§ **TASK OBJECTIVE**
Wherever "shortcut" appears in the records below, copy the line that holds it.

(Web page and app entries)
- Opening Delimiter -
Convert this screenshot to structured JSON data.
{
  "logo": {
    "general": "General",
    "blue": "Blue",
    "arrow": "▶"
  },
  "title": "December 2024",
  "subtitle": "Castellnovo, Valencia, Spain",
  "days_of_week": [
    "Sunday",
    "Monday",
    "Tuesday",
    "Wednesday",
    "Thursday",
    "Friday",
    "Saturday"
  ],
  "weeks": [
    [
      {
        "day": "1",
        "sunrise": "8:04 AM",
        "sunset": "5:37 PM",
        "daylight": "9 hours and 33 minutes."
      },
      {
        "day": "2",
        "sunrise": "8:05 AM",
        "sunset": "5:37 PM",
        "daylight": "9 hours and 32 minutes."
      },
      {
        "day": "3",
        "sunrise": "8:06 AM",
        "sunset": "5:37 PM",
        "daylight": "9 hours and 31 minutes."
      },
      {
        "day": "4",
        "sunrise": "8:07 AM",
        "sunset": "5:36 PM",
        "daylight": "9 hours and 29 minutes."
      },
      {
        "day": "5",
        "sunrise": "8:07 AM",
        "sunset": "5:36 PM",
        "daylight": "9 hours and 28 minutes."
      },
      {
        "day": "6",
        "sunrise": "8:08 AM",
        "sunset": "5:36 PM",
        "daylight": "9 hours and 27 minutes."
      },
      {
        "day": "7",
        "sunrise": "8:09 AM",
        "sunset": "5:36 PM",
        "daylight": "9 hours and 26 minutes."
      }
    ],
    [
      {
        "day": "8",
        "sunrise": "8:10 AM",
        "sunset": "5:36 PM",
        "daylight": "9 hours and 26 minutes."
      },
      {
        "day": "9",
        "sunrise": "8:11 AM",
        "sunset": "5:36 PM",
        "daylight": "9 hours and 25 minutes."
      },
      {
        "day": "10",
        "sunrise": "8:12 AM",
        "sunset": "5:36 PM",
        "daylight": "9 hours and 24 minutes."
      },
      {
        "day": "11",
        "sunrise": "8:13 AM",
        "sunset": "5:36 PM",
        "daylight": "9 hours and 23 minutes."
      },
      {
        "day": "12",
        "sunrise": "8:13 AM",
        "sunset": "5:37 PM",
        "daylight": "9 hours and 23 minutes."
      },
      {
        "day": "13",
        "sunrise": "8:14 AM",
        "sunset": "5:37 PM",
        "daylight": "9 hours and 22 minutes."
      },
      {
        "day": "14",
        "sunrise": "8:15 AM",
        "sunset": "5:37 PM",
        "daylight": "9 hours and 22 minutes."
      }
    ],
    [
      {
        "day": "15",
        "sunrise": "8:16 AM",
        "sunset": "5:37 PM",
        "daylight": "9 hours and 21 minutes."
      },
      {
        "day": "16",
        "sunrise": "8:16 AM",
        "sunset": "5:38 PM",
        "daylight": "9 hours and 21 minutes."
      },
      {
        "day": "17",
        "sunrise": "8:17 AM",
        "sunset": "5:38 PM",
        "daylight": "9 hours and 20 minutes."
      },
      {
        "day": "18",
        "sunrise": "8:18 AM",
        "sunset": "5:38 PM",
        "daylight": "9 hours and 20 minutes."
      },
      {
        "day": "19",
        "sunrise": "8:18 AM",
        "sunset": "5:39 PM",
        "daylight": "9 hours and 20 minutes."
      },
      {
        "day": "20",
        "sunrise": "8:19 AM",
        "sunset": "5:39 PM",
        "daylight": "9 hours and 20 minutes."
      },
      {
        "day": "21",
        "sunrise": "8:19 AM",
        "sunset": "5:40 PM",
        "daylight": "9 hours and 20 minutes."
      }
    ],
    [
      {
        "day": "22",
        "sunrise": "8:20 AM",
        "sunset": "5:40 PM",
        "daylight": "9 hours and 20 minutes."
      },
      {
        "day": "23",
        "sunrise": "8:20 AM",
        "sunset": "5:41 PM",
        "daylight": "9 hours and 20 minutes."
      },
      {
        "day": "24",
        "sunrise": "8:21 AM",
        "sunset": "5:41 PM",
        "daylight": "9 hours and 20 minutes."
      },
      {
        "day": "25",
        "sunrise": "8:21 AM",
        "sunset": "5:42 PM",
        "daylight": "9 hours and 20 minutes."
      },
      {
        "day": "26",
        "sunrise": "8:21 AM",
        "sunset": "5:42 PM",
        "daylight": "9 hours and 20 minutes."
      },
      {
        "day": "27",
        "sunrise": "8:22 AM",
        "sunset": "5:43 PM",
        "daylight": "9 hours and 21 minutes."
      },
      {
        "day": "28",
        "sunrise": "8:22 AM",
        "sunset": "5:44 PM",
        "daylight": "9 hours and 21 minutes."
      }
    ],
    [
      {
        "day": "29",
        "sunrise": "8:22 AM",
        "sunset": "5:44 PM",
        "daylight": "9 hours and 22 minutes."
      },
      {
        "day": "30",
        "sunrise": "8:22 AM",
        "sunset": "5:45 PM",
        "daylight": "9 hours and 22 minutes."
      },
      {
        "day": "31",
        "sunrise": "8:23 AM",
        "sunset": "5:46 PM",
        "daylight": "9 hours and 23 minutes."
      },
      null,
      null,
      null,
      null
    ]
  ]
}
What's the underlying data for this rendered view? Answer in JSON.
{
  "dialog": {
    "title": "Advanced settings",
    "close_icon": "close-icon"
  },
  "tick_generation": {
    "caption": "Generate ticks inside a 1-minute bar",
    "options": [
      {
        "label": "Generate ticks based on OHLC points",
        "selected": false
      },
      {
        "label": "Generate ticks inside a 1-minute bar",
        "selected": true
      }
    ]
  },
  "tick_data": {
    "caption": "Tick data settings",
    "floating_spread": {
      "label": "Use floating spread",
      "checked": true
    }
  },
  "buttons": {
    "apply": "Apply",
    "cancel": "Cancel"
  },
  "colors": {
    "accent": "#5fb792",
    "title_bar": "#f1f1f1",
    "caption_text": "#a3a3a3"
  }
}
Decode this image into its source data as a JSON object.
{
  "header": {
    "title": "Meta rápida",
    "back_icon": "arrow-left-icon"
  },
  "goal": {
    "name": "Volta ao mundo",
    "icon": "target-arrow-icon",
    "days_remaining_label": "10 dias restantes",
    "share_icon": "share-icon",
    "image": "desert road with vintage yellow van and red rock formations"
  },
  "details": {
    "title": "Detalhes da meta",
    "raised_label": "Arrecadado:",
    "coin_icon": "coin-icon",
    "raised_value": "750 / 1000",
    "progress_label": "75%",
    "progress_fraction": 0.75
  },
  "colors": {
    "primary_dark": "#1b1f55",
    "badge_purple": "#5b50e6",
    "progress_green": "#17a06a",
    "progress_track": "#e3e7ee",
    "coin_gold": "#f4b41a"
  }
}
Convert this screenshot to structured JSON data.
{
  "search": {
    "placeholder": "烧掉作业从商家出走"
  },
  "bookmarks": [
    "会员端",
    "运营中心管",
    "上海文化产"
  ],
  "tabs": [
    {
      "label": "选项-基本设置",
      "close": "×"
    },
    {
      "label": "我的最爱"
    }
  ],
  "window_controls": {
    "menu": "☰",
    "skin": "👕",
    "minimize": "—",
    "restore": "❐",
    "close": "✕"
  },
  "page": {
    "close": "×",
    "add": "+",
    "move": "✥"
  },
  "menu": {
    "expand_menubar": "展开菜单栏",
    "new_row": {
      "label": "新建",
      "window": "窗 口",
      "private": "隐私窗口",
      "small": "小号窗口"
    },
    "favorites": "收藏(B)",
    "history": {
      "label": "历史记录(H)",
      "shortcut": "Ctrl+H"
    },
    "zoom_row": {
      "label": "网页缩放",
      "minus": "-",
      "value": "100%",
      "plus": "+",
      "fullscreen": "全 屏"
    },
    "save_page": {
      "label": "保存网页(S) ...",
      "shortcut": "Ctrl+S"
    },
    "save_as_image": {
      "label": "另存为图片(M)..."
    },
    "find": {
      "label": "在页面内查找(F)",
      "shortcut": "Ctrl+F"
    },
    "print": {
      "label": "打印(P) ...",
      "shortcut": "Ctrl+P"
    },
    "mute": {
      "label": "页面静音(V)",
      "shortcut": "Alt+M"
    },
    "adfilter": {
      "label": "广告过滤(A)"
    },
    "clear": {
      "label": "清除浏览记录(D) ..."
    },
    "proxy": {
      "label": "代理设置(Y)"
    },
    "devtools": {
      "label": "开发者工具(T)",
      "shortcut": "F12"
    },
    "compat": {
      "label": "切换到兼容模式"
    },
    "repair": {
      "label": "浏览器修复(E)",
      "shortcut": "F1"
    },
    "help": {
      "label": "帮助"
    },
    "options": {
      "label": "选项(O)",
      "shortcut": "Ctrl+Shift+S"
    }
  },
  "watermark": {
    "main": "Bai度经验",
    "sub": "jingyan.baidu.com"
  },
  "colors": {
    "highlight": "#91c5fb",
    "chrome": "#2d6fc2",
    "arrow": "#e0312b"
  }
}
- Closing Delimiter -
§ **OUTPUT FOR THIS TASK**
      "shortcut": "Ctrl+H"
      "shortcut": "Ctrl+S"
      "shortcut": "Ctrl+F"
      "shortcut": "Ctrl+P"
      "shortcut": "Alt+M"
      "shortcut": "F12"
      "shortcut": "F1"
      "shortcut": "Ctrl+Shift+S"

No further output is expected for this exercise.